I did have a slightly funny experience where I took the headset off and thought "now I'm in a world where Trump is president." I still sometimes wake up and it seems completely unbelievable.
How did you get into games? Did you have them at home or did you go to arcades?
I played Space Invaders. When Space Invaders came out it was the most exciting thing in the world. Even Pong around that time was just amazing. The compulsive aspect of it, the swallowing of coins, and all that stuff was very tied into it for me. I loved all that. I would go and spend a lot of money in arcades. I tell my kids that, I was there for the very first games, the dawn of time.
After the arcades I went through things like the Spectrum, playing Manic Miner and stuff like that. Then the consoles, the Sega Mega Drive [known as the Sega Genesis in America], Nintendo. I don't think I played Amiga games, they passed me by, but I had the Mega Drive, the SNES, then I went onto Xbox, PlayStation. I just kept seeing where the most interesting games were and going that way. Luckily I bet right on the PlayStation 4.
So Nintendo are just bringing out the Switch, what makes you look at a machine and say that's one I want to buy? The games?
At the moment it's how much it will clutter up the house. I've got a TV and I have no idea what any of the wires connect to and if I add to that... urgh. It's psychological. Is the desire to play new games higher than the annoyance at having to deal with all the shit? Right now the annoyance is higher than the desire to play new games so I can't quite crest the hill. So I'm not sure what I'm going to do about the Nintendo, I really want to play Zelda, the Zelda series are my favorite games ever, so I really want to play that. Having said that I didn't play the last Zelda, so maybe I've broken the habit.
What was it about Zelda that you loved?
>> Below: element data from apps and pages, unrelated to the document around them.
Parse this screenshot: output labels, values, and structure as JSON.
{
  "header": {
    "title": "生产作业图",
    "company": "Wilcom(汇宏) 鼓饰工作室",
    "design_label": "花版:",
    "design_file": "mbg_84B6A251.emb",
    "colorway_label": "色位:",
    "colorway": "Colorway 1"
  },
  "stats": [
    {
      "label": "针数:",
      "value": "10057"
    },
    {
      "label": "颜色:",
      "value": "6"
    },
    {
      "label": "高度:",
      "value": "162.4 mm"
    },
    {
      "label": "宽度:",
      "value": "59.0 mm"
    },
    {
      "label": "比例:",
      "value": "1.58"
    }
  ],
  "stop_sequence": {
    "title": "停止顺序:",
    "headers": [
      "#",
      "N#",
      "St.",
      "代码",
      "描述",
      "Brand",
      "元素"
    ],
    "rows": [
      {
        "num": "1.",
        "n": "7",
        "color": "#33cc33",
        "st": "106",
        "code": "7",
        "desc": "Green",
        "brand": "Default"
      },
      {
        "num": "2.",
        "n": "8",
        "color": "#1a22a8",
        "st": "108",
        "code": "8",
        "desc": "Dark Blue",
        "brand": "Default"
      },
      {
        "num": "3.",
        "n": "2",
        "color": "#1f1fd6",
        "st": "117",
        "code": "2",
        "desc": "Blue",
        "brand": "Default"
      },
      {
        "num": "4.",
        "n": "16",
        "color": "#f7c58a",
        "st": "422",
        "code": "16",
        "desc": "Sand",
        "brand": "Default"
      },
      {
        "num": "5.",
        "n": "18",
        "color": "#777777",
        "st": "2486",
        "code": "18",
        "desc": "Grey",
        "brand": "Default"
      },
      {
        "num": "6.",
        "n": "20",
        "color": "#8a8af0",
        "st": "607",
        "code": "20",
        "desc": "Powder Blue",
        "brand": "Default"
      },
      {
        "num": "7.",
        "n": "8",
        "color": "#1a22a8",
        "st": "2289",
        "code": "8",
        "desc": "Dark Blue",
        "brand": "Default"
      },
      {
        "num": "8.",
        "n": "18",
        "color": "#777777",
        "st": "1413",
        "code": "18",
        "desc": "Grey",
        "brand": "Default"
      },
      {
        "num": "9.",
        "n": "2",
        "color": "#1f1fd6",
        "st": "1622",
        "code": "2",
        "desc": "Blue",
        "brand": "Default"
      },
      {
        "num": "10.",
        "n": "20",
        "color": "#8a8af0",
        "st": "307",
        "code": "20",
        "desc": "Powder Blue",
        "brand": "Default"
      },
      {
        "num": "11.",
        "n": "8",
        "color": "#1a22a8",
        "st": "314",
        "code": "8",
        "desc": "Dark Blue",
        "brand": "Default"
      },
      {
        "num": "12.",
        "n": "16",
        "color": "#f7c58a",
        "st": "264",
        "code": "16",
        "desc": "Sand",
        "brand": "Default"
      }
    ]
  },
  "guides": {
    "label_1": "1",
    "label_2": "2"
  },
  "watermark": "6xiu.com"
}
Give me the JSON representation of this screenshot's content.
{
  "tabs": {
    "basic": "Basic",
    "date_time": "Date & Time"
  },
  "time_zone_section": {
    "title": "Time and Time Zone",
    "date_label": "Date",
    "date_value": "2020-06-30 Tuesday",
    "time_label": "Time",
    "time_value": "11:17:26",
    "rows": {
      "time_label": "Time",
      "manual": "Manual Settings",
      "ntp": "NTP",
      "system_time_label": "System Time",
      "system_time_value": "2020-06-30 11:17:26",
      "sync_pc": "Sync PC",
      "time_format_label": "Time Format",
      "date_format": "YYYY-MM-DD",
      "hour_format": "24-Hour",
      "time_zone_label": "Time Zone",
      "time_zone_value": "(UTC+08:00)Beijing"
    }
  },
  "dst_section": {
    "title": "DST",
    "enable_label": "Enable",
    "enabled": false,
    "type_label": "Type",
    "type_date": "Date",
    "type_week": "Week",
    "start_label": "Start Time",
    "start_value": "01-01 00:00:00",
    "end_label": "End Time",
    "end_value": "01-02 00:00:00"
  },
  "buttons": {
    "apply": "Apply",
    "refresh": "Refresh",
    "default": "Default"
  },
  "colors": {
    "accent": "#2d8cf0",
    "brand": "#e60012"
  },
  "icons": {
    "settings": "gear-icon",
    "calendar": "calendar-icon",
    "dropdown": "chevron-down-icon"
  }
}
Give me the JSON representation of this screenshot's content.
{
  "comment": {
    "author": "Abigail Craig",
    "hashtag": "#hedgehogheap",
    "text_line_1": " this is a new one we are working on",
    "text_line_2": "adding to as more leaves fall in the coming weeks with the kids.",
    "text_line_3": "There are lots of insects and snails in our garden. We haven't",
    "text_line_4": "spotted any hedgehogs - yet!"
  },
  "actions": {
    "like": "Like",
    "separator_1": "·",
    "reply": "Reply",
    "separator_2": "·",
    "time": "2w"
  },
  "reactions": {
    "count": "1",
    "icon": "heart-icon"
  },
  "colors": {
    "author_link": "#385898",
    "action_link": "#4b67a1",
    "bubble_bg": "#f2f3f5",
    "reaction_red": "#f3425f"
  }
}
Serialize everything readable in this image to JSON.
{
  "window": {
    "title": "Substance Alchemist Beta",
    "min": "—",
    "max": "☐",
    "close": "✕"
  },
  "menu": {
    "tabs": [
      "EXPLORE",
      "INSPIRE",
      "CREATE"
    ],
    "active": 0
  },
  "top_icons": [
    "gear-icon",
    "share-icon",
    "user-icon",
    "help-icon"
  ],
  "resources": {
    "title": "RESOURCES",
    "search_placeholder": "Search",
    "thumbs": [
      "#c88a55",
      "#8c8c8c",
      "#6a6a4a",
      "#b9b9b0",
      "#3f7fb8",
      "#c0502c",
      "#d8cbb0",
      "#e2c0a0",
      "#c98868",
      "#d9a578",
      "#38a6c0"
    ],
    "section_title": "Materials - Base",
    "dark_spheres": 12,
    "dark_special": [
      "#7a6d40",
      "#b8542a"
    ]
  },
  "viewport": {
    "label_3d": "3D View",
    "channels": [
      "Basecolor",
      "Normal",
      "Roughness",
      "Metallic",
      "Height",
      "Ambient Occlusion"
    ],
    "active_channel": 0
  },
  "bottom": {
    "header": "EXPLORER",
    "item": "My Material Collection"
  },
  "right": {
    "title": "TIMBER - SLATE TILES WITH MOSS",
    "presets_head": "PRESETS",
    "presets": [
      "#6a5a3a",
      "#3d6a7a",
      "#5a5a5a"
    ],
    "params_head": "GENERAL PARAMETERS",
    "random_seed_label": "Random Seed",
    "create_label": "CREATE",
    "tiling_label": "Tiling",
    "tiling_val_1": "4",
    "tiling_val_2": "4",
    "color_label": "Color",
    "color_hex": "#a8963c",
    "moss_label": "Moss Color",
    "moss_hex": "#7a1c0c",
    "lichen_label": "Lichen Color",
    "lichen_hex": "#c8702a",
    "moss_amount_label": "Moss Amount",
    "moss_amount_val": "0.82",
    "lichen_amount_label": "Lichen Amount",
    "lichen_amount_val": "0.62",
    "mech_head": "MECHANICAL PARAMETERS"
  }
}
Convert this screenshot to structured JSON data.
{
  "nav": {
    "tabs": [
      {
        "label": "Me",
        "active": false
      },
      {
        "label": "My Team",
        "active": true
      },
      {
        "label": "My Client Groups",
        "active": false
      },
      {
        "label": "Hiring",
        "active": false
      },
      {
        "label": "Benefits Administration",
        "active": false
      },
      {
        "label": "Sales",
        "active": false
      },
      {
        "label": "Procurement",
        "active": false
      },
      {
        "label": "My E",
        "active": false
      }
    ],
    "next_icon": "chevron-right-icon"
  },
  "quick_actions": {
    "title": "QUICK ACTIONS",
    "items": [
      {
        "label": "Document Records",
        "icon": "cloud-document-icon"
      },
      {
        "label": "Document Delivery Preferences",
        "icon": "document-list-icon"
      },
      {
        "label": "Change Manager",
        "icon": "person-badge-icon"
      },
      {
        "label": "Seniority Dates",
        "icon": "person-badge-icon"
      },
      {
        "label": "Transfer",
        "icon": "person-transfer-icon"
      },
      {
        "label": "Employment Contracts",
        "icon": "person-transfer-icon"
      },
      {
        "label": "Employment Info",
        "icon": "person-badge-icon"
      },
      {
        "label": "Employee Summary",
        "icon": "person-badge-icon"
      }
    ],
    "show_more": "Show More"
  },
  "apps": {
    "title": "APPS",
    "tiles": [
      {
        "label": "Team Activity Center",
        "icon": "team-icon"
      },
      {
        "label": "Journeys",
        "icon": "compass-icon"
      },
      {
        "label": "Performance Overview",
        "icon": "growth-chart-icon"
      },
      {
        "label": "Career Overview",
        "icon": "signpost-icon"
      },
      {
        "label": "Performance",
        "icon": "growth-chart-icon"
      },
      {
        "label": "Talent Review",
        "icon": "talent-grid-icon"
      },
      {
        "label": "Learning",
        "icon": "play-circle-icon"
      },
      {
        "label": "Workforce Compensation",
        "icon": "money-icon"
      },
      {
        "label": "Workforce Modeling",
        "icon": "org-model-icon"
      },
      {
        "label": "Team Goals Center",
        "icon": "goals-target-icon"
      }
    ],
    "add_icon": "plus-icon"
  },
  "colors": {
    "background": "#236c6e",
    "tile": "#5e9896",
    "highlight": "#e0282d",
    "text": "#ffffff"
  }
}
It's a very immersive world, it's puzzles aren't annoying. I'm not a huge fan of point-and-click adventures because of the lateral thinking involved in the puzzles. I like things to make sense. In Zelda it does – it's puzzles makes a lovely kind of dreamlike sense and it's not too hard, it's not too easy, there's lots of mysteries, surprises, there's many many of those click moments where you can't get through a particular door and then you get a particular tool and you realize "oh my god I can get through the door back at the place!" Those moments are great, and it has that kind of Nintendo charm that's very hard to define.
Were you ever tempted to squeeze more gaming references into The IT Crowd?
I sometimes see cartoons or little web films based on games and I always just think that's appealing to a very narrow demographic. It's not like I want to exclude those people, I just don't want to exclude everyone else. When you do comedy I think it's good to have a kind of light hand when you're dealing with certain thing. So when I did the Dungeons And Dragons episode of The IT Crowd, you have to kind of describe what Dungeons And Dragons is. So I really avoided all of that stuff because I worried it would feel exclusionary, but then I realized that Jen represents the non-nerd public. Jen can have it explained to her the way I want to explain it to the audience. So once you have a plan like that it's fine. I have to be careful though, I wouldn't like to do "Zelda's not a man" jokes, or that type of an in-joke.